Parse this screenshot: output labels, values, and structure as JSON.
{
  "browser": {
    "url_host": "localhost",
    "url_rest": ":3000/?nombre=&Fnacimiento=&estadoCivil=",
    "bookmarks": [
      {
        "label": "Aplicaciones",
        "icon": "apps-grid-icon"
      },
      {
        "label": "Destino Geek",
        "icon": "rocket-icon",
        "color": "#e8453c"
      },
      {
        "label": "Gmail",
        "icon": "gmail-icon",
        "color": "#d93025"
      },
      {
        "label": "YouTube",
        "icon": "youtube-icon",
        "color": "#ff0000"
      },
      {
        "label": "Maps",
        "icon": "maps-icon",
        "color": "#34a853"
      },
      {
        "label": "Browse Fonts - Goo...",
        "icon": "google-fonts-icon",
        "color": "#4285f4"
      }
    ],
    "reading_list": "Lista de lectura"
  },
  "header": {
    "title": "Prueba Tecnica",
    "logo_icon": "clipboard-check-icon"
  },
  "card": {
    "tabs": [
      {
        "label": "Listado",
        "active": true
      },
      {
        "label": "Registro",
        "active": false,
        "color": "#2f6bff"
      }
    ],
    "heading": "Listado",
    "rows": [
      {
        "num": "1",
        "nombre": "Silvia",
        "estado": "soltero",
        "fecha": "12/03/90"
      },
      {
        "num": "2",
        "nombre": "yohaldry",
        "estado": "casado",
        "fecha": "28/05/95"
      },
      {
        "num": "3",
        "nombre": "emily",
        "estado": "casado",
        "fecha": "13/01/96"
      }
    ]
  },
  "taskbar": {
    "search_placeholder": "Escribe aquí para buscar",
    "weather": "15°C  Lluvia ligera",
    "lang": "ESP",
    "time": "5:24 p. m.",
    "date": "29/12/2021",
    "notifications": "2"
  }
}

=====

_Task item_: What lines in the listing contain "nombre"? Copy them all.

_Answer_:
    "url_rest": ":3000/?nombre=&Fnacimiento=&estadoCivil=",
        "nombre": "Silvia",
        "nombre": "yohaldry",
        "nombre": "emily",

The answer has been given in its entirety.